Lesson 15: You don’t want blind followers!
I remember a day when I was leading a pack, and a brand new rider tried to make a left turn right behind me and almost into an oncoming car. I had time to make the turn, and planned on stopping to wait for the rest of the group (a van had stopped to let us go, but a car behind it had different ideas… I saw it at the last second).
The more experienced riders had stopped when they saw what happened. After that experience I knew that part of working with new riders was to let them know that they are responsible for their own safety, and to never, ever, blindly follow the leader.Leaders: we don’t want blind followers, and we need to make sure that our newer team members understand that we rely on them for perspective and self-accountability.
Lesson 16: Have Fun!
Even with the attention and work required to keep motorcycles running well, and keep ourselves riding safely, riding is a ball
of fun. We wouldn’t trade that fun for anything less. We see the occasional ride in the rain, the maintenance, the required attention and focus, as all part of what we gladly invest for the joy and freedom of riding.Leaders: this is the target emotional level for any team: energized and willing to negotiate the ups and downs necessary to make progress toward a goal that everyone believes in and wants to make happen. We want a team that’s enjoying the process, with a growth-mindset and positive expectation—believing that the destinations are worth the ride.

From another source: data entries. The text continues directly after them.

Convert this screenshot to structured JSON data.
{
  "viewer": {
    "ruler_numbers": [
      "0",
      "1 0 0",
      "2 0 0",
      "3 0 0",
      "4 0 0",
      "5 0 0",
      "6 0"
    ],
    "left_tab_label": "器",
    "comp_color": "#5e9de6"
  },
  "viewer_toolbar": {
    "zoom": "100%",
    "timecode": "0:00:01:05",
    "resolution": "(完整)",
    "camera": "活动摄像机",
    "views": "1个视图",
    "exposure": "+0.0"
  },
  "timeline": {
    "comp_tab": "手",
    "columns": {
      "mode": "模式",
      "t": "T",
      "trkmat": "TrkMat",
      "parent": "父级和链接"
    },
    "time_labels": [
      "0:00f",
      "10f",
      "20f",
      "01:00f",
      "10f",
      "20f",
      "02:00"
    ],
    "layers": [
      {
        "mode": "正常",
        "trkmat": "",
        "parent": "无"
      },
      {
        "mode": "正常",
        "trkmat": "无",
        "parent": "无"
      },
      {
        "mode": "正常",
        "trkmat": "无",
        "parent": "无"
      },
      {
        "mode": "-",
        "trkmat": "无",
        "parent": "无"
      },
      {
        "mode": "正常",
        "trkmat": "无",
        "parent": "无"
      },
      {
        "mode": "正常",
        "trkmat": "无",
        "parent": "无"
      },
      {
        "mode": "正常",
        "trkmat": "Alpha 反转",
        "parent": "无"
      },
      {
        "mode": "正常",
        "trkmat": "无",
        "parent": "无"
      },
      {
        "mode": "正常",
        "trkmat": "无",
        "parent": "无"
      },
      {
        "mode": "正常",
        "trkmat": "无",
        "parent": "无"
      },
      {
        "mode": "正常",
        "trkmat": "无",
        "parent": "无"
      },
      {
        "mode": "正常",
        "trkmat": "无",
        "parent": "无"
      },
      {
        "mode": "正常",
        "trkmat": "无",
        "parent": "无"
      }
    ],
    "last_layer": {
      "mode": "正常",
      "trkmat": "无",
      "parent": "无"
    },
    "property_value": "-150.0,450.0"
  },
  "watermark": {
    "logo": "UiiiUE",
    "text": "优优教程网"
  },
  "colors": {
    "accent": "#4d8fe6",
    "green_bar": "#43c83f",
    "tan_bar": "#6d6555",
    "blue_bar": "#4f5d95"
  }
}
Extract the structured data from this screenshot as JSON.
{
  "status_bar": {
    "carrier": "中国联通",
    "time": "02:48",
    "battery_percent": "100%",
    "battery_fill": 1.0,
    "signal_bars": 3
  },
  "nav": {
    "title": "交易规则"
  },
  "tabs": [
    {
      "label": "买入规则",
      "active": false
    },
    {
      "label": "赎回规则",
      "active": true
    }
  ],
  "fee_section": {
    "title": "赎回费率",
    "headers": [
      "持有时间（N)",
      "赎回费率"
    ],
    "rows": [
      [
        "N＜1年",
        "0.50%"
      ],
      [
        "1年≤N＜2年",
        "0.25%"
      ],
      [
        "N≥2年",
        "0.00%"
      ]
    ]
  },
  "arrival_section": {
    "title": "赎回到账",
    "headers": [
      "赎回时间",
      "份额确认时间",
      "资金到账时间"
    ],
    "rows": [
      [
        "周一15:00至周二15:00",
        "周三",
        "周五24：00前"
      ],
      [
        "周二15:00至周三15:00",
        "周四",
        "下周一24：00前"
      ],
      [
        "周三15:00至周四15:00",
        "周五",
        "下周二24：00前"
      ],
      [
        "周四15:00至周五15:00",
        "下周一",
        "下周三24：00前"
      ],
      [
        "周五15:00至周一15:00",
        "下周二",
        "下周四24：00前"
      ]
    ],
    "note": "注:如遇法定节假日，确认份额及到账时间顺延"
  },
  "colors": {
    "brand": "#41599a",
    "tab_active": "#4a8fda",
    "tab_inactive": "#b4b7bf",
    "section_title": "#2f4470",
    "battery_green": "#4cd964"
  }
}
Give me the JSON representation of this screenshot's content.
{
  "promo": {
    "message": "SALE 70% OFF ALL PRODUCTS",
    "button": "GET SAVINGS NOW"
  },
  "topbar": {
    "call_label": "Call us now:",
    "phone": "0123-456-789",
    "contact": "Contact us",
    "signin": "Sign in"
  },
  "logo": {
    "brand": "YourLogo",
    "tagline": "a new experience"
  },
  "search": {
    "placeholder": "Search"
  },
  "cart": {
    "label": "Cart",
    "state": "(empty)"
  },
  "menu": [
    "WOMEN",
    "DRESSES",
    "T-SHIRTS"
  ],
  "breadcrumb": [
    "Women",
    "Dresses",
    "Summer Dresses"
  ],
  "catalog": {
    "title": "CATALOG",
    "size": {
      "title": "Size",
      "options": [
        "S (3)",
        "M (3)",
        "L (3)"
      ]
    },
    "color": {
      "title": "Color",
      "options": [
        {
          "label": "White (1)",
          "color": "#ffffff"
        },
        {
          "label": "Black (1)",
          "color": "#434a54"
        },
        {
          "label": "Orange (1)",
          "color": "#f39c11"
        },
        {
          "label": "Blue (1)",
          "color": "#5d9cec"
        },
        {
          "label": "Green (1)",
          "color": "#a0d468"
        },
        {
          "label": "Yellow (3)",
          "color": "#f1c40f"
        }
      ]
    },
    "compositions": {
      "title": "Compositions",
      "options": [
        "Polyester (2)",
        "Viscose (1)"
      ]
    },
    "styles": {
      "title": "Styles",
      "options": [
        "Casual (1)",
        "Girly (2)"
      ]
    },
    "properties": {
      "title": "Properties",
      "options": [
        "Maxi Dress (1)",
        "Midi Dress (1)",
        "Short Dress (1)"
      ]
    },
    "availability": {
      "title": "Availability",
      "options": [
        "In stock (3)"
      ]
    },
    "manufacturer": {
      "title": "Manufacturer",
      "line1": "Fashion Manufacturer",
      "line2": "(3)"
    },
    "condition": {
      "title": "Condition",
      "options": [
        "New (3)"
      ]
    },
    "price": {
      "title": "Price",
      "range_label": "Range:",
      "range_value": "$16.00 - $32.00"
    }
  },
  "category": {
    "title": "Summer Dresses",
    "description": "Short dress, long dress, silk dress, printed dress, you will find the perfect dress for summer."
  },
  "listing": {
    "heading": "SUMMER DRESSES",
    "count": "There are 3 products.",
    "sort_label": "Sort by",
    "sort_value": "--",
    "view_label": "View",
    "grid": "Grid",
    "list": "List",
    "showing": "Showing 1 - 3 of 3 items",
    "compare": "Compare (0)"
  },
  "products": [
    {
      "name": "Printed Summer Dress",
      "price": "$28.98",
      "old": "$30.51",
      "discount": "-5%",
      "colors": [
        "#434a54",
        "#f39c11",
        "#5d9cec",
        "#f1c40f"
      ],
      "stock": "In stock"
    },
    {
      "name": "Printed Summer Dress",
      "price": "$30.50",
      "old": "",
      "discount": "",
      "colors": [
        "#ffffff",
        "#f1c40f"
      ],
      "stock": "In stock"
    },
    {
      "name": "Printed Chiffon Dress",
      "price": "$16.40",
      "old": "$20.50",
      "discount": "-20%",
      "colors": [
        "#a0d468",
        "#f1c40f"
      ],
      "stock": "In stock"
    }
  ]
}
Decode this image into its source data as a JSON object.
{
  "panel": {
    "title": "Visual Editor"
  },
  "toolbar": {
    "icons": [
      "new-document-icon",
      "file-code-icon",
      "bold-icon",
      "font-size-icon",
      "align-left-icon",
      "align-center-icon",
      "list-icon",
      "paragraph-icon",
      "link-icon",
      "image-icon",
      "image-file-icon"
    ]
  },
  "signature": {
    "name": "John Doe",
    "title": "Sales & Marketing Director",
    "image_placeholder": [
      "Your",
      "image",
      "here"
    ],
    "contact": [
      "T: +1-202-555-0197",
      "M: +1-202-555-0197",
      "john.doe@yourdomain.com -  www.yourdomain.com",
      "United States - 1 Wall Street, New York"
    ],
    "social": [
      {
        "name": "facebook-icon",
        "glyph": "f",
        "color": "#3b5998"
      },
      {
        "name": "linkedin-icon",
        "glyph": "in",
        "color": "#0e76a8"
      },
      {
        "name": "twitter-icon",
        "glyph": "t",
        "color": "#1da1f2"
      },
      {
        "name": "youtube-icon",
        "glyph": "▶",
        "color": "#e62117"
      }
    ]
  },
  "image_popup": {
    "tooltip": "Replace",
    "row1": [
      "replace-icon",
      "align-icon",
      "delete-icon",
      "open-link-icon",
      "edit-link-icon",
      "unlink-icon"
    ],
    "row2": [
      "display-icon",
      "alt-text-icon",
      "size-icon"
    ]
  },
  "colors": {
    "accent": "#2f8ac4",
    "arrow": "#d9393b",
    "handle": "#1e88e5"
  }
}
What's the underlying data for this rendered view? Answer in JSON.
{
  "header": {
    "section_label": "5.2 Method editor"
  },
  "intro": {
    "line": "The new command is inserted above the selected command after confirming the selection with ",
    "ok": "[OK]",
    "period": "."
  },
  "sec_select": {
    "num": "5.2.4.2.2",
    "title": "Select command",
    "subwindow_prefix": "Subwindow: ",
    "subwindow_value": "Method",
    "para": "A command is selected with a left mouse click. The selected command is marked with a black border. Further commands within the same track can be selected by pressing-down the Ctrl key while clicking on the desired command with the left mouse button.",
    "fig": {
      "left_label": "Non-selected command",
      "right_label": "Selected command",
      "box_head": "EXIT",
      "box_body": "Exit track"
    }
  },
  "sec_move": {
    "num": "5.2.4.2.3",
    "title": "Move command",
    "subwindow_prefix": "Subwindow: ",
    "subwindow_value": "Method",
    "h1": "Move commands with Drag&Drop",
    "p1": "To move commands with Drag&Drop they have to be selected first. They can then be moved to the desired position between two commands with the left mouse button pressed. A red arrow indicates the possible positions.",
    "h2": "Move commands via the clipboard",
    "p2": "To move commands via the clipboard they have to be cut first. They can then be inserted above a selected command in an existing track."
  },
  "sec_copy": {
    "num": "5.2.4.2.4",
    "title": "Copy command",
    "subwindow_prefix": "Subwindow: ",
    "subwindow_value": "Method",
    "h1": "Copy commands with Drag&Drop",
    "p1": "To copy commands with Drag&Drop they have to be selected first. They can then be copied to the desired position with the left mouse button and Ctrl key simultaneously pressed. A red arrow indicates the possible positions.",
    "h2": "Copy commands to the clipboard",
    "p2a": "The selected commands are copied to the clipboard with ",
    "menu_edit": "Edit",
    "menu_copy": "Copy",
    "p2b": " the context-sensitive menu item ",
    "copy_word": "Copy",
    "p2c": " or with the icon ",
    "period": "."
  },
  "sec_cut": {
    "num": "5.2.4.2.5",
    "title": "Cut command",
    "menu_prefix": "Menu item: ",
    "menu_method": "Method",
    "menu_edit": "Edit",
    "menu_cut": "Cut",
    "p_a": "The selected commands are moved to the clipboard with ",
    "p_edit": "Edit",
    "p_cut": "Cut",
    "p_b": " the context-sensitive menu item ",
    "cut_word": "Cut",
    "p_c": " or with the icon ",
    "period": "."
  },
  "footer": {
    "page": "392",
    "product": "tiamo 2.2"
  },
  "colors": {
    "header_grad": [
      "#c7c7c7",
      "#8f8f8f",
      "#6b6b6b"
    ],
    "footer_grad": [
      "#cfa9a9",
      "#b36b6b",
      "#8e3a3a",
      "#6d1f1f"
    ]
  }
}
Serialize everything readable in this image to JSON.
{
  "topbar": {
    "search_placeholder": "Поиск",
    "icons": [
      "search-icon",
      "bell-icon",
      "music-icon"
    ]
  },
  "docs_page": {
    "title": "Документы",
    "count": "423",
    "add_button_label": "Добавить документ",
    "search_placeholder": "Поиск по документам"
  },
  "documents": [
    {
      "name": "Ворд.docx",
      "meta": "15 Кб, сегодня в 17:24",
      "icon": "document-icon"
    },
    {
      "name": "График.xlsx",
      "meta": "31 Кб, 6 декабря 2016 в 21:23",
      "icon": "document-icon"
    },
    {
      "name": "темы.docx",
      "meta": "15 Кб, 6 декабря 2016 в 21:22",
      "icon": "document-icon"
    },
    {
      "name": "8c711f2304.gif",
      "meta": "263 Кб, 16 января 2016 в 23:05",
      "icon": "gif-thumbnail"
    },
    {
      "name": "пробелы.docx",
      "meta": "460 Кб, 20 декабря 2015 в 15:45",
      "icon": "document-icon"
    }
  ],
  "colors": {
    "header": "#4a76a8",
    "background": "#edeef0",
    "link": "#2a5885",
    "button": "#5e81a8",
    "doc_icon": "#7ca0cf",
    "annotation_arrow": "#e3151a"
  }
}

Do you ride? Regardless, do you see another leadership lesson we could take from motorcycling?